*** Opening of Data to examine ***
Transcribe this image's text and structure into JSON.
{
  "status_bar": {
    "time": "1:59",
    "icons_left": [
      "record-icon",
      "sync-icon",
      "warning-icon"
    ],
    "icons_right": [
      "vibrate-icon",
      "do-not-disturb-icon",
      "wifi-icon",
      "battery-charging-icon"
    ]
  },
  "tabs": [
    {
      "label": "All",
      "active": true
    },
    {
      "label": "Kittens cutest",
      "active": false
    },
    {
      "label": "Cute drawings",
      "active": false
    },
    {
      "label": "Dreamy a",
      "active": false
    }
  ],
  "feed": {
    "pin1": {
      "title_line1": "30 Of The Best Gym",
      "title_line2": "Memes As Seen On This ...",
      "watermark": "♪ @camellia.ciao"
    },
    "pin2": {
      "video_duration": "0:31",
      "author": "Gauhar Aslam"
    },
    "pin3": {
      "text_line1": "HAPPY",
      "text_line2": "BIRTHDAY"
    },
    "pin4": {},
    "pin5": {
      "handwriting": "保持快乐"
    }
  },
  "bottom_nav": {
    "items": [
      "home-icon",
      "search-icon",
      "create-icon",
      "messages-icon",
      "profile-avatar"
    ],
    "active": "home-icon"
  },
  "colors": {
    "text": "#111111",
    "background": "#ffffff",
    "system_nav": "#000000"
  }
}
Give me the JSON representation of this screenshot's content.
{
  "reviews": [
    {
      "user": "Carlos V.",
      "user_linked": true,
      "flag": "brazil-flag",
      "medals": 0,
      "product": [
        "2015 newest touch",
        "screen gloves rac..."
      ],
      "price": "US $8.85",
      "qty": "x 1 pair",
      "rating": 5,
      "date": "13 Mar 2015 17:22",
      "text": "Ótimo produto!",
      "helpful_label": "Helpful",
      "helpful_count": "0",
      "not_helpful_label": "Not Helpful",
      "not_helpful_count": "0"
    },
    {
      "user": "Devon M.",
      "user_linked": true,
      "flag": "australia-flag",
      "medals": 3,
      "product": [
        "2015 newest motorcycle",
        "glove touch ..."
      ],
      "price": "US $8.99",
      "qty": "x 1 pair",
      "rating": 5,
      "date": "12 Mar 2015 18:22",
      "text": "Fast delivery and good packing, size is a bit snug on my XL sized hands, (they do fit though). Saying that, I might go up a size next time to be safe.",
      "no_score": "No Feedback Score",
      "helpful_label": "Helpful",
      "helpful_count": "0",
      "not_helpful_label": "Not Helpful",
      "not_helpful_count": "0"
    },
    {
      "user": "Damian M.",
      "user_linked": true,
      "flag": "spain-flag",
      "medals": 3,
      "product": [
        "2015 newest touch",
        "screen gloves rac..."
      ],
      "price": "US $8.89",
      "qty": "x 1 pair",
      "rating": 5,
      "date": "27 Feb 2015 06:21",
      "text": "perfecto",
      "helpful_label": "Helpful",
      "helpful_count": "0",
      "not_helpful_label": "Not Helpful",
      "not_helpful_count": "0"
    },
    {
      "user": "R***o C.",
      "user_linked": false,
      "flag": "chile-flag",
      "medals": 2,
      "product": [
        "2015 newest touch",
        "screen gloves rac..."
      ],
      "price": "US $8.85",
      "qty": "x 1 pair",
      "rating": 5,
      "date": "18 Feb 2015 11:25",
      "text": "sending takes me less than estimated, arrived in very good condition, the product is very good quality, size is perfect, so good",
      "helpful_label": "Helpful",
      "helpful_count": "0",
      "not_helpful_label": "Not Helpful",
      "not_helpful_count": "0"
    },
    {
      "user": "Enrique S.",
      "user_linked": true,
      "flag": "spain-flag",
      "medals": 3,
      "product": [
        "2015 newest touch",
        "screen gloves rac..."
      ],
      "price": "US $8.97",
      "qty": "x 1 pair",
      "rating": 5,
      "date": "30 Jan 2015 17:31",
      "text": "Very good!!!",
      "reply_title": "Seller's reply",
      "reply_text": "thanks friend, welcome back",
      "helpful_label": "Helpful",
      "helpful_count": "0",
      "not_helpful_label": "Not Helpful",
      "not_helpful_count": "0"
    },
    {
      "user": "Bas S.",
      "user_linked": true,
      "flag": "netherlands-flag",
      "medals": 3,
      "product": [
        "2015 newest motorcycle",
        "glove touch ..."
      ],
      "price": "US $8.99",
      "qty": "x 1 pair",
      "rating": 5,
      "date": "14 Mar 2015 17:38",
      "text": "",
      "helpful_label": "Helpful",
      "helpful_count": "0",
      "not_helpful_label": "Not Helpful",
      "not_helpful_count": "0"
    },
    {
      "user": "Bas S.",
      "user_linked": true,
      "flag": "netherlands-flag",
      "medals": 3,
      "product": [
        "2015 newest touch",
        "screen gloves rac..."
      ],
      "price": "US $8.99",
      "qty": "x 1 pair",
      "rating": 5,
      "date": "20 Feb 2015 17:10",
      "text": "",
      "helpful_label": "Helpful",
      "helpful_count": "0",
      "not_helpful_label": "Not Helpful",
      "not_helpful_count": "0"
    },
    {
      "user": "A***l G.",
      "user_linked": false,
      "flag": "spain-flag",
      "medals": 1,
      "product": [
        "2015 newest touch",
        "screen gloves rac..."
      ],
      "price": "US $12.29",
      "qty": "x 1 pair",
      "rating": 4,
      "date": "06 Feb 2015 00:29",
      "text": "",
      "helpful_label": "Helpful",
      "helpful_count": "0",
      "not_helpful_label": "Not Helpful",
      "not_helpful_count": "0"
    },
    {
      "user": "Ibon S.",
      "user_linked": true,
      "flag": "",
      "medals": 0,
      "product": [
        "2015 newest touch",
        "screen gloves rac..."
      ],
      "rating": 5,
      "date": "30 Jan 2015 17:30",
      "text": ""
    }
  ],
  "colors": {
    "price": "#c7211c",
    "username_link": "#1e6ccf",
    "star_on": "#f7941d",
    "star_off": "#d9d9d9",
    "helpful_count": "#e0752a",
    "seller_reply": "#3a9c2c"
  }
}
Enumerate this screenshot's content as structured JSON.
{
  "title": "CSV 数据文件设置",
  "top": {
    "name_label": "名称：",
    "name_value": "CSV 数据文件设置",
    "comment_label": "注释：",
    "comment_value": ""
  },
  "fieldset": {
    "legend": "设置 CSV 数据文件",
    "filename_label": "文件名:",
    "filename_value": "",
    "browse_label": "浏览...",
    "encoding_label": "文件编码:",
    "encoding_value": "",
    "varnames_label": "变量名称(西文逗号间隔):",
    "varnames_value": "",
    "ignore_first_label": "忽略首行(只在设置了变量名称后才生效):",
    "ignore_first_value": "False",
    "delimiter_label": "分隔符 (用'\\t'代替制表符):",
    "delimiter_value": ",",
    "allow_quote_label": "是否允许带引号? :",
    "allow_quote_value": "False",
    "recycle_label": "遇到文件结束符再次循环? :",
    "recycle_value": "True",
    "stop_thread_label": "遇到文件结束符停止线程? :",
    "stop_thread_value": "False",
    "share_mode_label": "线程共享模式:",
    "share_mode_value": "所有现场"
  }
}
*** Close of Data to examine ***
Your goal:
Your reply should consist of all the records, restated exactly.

Finished task:
Transcribe this image's text and structure into JSON.
{
  "status_bar": {
    "time": "1:59",
    "icons_left": [
      "record-icon",
      "sync-icon",
      "warning-icon"
    ],
    "icons_right": [
      "vibrate-icon",
      "do-not-disturb-icon",
      "wifi-icon",
      "battery-charging-icon"
    ]
  },
  "tabs": [
    {
      "label": "All",
      "active": true
    },
    {
      "label": "Kittens cutest",
      "active": false
    },
    {
      "label": "Cute drawings",
      "active": false
    },
    {
      "label": "Dreamy a",
      "active": false
    }
  ],
  "feed": {
    "pin1": {
      "title_line1": "30 Of The Best Gym",
      "title_line2": "Memes As Seen On This ...",
      "watermark": "♪ @camellia.ciao"
    },
    "pin2": {
      "video_duration": "0:31",
      "author": "Gauhar Aslam"
    },
    "pin3": {
      "text_line1": "HAPPY",
      "text_line2": "BIRTHDAY"
    },
    "pin4": {},
    "pin5": {
      "handwriting": "保持快乐"
    }
  },
  "bottom_nav": {
    "items": [
      "home-icon",
      "search-icon",
      "create-icon",
      "messages-icon",
      "profile-avatar"
    ],
    "active": "home-icon"
  },
  "colors": {
    "text": "#111111",
    "background": "#ffffff",
    "system_nav": "#000000"
  }
}
Give me the JSON representation of this screenshot's content.
{
  "reviews": [
    {
      "user": "Carlos V.",
      "user_linked": true,
      "flag": "brazil-flag",
      "medals": 0,
      "product": [
        "2015 newest touch",
        "screen gloves rac..."
      ],
      "price": "US $8.85",
      "qty": "x 1 pair",
      "rating": 5,
      "date": "13 Mar 2015 17:22",
      "text": "Ótimo produto!",
      "helpful_label": "Helpful",
      "helpful_count": "0",
      "not_helpful_label": "Not Helpful",
      "not_helpful_count": "0"
    },
    {
      "user": "Devon M.",
      "user_linked": true,
      "flag": "australia-flag",
      "medals": 3,
      "product": [
        "2015 newest motorcycle",
        "glove touch ..."
      ],
      "price": "US $8.99",
      "qty": "x 1 pair",
      "rating": 5,
      "date": "12 Mar 2015 18:22",
      "text": "Fast delivery and good packing, size is a bit snug on my XL sized hands, (they do fit though). Saying that, I might go up a size next time to be safe.",
      "no_score": "No Feedback Score",
      "helpful_label": "Helpful",
      "helpful_count": "0",
      "not_helpful_label": "Not Helpful",
      "not_helpful_count": "0"
    },
    {
      "user": "Damian M.",
      "user_linked": true,
      "flag": "spain-flag",
      "medals": 3,
      "product": [
        "2015 newest touch",
        "screen gloves rac..."
      ],
      "price": "US $8.89",
      "qty": "x 1 pair",
      "rating": 5,
      "date": "27 Feb 2015 06:21",
      "text": "perfecto",
      "helpful_label": "Helpful",
      "helpful_count": "0",
      "not_helpful_label": "Not Helpful",
      "not_helpful_count": "0"
    },
    {
      "user": "R***o C.",
      "user_linked": false,
      "flag": "chile-flag",
      "medals": 2,
      "product": [
        "2015 newest touch",
        "screen gloves rac..."
      ],
      "price": "US $8.85",
      "qty": "x 1 pair",
      "rating": 5,
      "date": "18 Feb 2015 11:25",
      "text": "sending takes me less than estimated, arrived in very good condition, the product is very good quality, size is perfect, so good",
      "helpful_label": "Helpful",
      "helpful_count": "0",
      "not_helpful_label": "Not Helpful",
      "not_helpful_count": "0"
    },
    {
      "user": "Enrique S.",
      "user_linked": true,
      "flag": "spain-flag",
      "medals": 3,
      "product": [
        "2015 newest touch",
        "screen gloves rac..."
      ],
      "price": "US $8.97",
      "qty": "x 1 pair",
      "rating": 5,
      "date": "30 Jan 2015 17:31",
      "text": "Very good!!!",
      "reply_title": "Seller's reply",
      "reply_text": "thanks friend, welcome back",
      "helpful_label": "Helpful",
      "helpful_count": "0",
      "not_helpful_label": "Not Helpful",
      "not_helpful_count": "0"
    },
    {
      "user": "Bas S.",
      "user_linked": true,
      "flag": "netherlands-flag",
      "medals": 3,
      "product": [
        "2015 newest motorcycle",
        "glove touch ..."
      ],
      "price": "US $8.99",
      "qty": "x 1 pair",
      "rating": 5,
      "date": "14 Mar 2015 17:38",
      "text": "",
      "helpful_label": "Helpful",
      "helpful_count": "0",
      "not_helpful_label": "Not Helpful",
      "not_helpful_count": "0"
    },
    {
      "user": "Bas S.",
      "user_linked": true,
      "flag": "netherlands-flag",
      "medals": 3,
      "product": [
        "2015 newest touch",
        "screen gloves rac..."
      ],
      "price": "US $8.99",
      "qty": "x 1 pair",
      "rating": 5,
      "date": "20 Feb 2015 17:10",
      "text": "",
      "helpful_label": "Helpful",
      "helpful_count": "0",
      "not_helpful_label": "Not Helpful",
      "not_helpful_count": "0"
    },
    {
      "user": "A***l G.",
      "user_linked": false,
      "flag": "spain-flag",
      "medals": 1,
      "product": [
        "2015 newest touch",
        "screen gloves rac..."
      ],
      "price": "US $12.29",
      "qty": "x 1 pair",
      "rating": 4,
      "date": "06 Feb 2015 00:29",
      "text": "",
      "helpful_label": "Helpful",
      "helpful_count": "0",
      "not_helpful_label": "Not Helpful",
      "not_helpful_count": "0"
    },
    {
      "user": "Ibon S.",
      "user_linked": true,
      "flag": "",
      "medals": 0,
      "product": [
        "2015 newest touch",
        "screen gloves rac..."
      ],
      "rating": 5,
      "date": "30 Jan 2015 17:30",
      "text": ""
    }
  ],
  "colors": {
    "price": "#c7211c",
    "username_link": "#1e6ccf",
    "star_on": "#f7941d",
    "star_off": "#d9d9d9",
    "helpful_count": "#e0752a",
    "seller_reply": "#3a9c2c"
  }
}
Enumerate this screenshot's content as structured JSON.
{
  "title": "CSV 数据文件设置",
  "top": {
    "name_label": "名称：",
    "name_value": "CSV 数据文件设置",
    "comment_label": "注释：",
    "comment_value": ""
  },
  "fieldset": {
    "legend": "设置 CSV 数据文件",
    "filename_label": "文件名:",
    "filename_value": "",
    "browse_label": "浏览...",
    "encoding_label": "文件编码:",
    "encoding_value": "",
    "varnames_label": "变量名称(西文逗号间隔):",
    "varnames_value": "",
    "ignore_first_label": "忽略首行(只在设置了变量名称后才生效):",
    "ignore_first_value": "False",
    "delimiter_label": "分隔符 (用'\\t'代替制表符):",
    "delimiter_value": ",",
    "allow_quote_label": "是否允许带引号? :",
    "allow_quote_value": "False",
    "recycle_label": "遇到文件结束符再次循环? :",
    "recycle_value": "True",
    "stop_thread_label": "遇到文件结束符停止线程? :",
    "stop_thread_value": "False",
    "share_mode_label": "线程共享模式:",
    "share_mode_value": "所有现场"
  }
}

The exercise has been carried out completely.